Colbert then addressed the recent Burger King Twitter hack. Ironically, during the hour in which Burger King's Twitter account was hacked to look like McDonald's, their followers increased by 30 percent. Instead of questioning this development, Colbert questioned why people follow the inner musings of a hamburger chain. The next day, both BET and MTV's accounts were hacked. Furthermore, the two blamed each other for hacking their account. Colbert commented that the only thing that would be more shocking is if either channel actually played a music video. Viacom, the media company who owns both BET and MTV, announced that the hacks were a hoax, acknowledging the fact that hack marketing can increase brand awareness. Colbert then brought Director of Teen Outreach and Internet Security, Glen, to announce VH1 Classic's "hack" @StephenAtHome, and check out his most recent tweet: "VH1 Classic: all music all the time … plus re-runs of MARRIED WITH CHILDREN #VH1ClassicHack."

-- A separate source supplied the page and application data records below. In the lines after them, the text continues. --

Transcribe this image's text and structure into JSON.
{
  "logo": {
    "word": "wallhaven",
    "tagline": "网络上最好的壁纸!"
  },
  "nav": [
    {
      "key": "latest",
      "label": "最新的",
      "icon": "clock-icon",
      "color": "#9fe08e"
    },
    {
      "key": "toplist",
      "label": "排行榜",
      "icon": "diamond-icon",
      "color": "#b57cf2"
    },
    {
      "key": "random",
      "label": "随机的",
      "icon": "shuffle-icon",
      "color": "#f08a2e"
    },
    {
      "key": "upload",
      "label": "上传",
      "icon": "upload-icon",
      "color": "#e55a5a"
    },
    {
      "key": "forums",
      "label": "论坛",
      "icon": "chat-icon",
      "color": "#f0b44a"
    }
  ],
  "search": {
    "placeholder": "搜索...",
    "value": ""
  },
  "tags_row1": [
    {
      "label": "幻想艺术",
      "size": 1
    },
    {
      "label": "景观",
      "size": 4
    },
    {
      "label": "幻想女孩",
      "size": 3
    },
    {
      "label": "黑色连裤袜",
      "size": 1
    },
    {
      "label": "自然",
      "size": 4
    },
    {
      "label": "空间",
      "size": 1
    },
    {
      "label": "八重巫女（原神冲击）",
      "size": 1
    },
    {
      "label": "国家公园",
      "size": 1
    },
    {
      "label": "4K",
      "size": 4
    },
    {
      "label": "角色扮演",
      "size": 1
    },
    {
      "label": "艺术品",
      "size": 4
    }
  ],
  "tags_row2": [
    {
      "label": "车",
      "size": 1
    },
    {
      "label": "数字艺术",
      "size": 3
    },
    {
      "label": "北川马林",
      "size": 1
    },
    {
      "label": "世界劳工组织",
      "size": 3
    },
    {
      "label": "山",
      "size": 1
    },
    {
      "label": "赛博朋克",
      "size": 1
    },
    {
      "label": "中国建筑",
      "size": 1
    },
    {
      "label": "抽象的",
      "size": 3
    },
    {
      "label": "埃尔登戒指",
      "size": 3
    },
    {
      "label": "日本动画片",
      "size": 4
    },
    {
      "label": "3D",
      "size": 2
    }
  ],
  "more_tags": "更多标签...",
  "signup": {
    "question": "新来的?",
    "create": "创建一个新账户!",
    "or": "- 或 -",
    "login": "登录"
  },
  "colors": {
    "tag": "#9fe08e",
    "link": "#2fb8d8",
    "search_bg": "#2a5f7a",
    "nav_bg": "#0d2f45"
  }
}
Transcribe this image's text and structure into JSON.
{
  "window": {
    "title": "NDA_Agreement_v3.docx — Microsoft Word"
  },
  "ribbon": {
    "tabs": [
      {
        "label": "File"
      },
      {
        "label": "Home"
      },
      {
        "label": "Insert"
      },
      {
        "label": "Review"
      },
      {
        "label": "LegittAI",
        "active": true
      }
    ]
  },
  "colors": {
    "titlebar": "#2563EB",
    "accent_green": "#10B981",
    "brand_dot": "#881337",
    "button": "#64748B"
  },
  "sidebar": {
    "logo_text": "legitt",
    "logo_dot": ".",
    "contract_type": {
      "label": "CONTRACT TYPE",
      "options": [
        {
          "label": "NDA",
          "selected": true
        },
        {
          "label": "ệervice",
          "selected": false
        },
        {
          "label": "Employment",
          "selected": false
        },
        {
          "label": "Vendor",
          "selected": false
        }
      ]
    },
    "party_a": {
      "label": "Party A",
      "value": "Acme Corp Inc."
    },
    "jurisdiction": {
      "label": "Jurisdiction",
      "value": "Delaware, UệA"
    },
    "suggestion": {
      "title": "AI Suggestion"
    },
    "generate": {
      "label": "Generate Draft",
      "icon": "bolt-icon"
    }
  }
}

Stephen invited Lil Buck onto the show. Lil Buck, a former street performer who now dances in ballets like Swan Lake with Yo Yo Ma and Meryl Streep, explained the difference between Hip-Hop and "jooking." Jooking, a type of dance that originated in Memphis, was originally called the "gangster's line dance." People in urban neighborhoods would perform line dances with such confidence that it eventually evolved into what is known as jooking today. Lil Buck mentioned that Meryl Streep can do a bug jump or two, which prompted Stephen to try. A bug jump is a simple move where you bring your chest to your knee and hold your hands above your legs like a puppet master. The show concluded with a jooking performance. Lil Buck danced with all the precision of a classically-trained ballet dancer to a song entitled Brotsjór by Ólafur Arnalds Check out the video from the performance below.